Brickell Park Sale Well Under Way Despite Outcry
Written by Paola Iuspa on May 3, 2001
By Paola Iuspa
The sale of Brickell Park is under way despite arguments from civic leaders that the deal will strip the community of a waterfront parcel with archaeological value.
An $18 million sales contract has been placed on the 2.3-acre park east of Brickell Avenue between the Sheraton Biscayne Bay Hotel and First Presbyterian Church.
Miami Commissioner Johnny Winton said he was aware of the deal and of the buyer’s intent to spend $1 million landscaping the Miami Circle archeological site, north of the park. He said the commission in 1999 committed $2 million from the sale toward preservation of the Miami Circle. But a resolution affirming that agreement was never passed, according to records.
The sale could end a 13-year dispute between the City of Miami and the Brickell family, which in 1925 donated the land for a park. If the sale goes through, the city and Brickell family would equally split the proceeds, according to the ’99 settlement.
Conflict started in 1987 when the city passed a resolution recognizing the site as prime for development and spelling out the city’s intent to sell. The Brickells filed suit to get land back.
The Brickell family, which used the land as a burial grounds, said they had given up the land with the condition the city keep it up and maintain it as a cemetery. Otherwise, it was to go back to the family, according to the document.

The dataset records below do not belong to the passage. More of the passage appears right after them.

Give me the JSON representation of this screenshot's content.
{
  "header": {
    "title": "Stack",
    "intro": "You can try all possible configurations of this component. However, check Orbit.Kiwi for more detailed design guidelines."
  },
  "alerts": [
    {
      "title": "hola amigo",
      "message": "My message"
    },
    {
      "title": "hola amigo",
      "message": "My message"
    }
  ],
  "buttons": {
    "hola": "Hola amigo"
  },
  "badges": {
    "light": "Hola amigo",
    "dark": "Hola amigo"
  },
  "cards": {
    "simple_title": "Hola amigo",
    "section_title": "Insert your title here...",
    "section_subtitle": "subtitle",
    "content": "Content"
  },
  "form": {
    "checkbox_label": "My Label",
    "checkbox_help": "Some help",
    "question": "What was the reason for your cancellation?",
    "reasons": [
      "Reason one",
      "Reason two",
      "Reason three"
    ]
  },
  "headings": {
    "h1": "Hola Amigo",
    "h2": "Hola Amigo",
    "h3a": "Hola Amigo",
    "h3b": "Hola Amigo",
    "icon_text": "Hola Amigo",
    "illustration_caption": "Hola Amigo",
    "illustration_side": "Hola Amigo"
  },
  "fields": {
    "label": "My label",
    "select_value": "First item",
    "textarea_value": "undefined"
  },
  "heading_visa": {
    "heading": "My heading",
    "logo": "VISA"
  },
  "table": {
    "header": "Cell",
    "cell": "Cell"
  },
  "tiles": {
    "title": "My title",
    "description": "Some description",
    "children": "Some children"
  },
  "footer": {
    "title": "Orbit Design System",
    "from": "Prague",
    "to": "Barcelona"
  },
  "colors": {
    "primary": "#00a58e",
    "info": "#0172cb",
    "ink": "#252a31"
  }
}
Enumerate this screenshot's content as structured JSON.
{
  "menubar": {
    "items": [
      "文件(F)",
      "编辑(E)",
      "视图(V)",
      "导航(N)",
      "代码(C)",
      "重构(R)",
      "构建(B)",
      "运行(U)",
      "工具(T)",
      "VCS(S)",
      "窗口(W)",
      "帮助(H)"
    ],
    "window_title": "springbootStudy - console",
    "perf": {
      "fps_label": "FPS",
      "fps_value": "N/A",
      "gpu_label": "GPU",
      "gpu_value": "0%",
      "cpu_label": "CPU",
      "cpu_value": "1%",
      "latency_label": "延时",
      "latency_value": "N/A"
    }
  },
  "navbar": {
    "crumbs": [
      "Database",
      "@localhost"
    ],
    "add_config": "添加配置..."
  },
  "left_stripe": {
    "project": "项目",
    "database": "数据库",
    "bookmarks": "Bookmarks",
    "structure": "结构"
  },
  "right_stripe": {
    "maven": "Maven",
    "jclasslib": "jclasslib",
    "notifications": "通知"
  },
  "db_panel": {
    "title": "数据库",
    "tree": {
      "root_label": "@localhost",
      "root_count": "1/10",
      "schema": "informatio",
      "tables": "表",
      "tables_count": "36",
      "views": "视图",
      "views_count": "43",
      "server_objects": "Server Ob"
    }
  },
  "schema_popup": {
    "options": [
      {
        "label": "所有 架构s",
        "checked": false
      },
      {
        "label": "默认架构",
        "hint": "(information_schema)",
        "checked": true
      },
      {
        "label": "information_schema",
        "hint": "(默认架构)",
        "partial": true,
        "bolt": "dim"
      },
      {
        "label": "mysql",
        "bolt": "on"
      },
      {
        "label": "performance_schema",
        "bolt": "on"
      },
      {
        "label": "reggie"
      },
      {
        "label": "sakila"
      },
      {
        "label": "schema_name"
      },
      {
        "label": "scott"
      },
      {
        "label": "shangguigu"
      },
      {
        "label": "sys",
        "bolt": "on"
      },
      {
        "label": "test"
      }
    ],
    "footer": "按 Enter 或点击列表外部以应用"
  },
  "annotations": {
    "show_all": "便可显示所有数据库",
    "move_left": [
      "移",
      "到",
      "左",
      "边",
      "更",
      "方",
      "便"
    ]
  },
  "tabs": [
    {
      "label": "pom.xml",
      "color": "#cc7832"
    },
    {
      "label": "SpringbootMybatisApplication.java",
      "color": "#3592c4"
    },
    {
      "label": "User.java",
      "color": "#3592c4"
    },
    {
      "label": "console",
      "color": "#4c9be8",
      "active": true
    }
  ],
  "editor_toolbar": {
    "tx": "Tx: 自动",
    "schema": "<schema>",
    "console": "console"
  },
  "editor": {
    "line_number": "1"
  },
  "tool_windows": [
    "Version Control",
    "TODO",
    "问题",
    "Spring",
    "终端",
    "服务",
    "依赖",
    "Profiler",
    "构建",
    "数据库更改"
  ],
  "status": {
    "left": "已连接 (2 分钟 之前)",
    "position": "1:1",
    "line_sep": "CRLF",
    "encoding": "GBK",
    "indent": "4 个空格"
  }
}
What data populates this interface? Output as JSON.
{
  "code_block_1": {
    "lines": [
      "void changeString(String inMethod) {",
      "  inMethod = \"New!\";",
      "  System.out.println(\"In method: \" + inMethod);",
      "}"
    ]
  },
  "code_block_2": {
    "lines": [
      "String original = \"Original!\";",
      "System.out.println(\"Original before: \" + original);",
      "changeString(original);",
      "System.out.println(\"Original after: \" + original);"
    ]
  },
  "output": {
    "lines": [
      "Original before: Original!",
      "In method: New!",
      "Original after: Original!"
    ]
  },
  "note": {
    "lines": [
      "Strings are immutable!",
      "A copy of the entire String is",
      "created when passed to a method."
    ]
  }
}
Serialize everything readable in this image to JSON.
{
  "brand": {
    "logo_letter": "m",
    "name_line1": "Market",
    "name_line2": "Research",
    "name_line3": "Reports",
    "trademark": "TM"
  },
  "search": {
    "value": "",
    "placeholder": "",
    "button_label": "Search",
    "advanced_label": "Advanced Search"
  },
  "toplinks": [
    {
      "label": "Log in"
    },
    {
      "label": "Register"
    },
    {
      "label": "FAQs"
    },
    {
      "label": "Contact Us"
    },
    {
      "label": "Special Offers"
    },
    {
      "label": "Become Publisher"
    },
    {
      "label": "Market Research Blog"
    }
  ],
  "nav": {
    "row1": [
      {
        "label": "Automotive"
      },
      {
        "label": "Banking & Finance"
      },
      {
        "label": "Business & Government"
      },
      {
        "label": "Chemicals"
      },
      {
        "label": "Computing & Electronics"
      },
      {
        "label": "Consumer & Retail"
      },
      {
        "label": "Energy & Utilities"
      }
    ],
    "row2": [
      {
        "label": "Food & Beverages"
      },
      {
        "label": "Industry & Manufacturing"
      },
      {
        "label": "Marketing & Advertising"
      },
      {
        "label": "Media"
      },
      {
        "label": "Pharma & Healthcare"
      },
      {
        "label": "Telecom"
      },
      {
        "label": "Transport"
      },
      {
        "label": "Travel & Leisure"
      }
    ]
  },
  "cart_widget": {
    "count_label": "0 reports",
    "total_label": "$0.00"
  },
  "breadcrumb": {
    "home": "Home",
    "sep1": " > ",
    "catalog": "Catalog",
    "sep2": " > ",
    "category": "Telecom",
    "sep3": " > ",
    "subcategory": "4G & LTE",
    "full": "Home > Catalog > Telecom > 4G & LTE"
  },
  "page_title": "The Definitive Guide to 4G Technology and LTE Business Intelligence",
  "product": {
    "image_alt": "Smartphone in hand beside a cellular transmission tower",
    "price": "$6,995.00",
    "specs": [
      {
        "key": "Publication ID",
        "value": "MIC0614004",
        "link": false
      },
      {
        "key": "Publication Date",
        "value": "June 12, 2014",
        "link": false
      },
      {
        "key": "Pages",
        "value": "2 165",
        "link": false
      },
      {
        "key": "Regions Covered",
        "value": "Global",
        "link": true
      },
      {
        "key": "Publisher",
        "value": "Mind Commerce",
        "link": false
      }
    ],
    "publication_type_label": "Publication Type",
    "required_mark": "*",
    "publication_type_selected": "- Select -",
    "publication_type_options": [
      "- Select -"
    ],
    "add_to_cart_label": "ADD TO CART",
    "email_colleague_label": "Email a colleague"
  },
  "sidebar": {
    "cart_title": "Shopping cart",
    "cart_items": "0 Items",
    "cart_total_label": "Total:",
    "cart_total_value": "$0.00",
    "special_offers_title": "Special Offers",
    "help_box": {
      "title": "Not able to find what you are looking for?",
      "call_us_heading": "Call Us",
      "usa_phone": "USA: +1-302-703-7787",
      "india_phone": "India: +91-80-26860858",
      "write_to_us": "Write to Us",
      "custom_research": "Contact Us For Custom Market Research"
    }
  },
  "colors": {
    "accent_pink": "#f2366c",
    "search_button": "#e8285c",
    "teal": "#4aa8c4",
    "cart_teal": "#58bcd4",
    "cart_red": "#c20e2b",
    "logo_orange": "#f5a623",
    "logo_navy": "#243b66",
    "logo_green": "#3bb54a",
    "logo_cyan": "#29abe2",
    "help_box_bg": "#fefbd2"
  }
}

After years of litigation, it was agreed the Brickells would sell the property and distribute the proceeds between the city and family. The settlement placed the title in the hands of a trustee and established that both parties would share closing costs, including the trustee’s fee and a 3% brokerage commission.
Robert Gallagher, the Brickell family’s attorney, did not return phone calls to his office on Tuesday. Stephen Arbuckle, president of Maddux & Co. real estate, said he could not comment on the deal until the contract was filed and became public record.
Community groups have fought to preserve the park and have asked city commissioners to reconsider their position, said Jean Whipple, a member of Save Brickell Park Coalition.
Becky Roper Matkov, Dade Heritage Trust executive director, said the coalition, the Brickell Area Association and her group this week were analyzing alternatives available to prevent the sale. The Heritage Trust, she said, considered saving the park a priority.
"It will be a travesty to sell the last remaining green space on Brickell Avenue now that you have so many people choosing to live on Brickell," she said.
Ms. Matkov, who is a member of the state-created Miami Circle Planning Committee, said information about a buyer giving money to landscape the archeological site was "hogwash.
"That is nonsense. That has nothing to do with the park," she said. "We don’t even know what type of landscaping we want."
Save Brickell Park Coalition supporters include the Miami-Roads Neighborhood Civic Association, the Building Owners & Managers Association, the Greater Miami Chamber of Commerce and the Miccosukee Indian Tribe, whose representatives say the park has demonstrable archeological value and could be protected by federal and state law. Coalition members also have said rezoning the site for any other use could be legally challenged.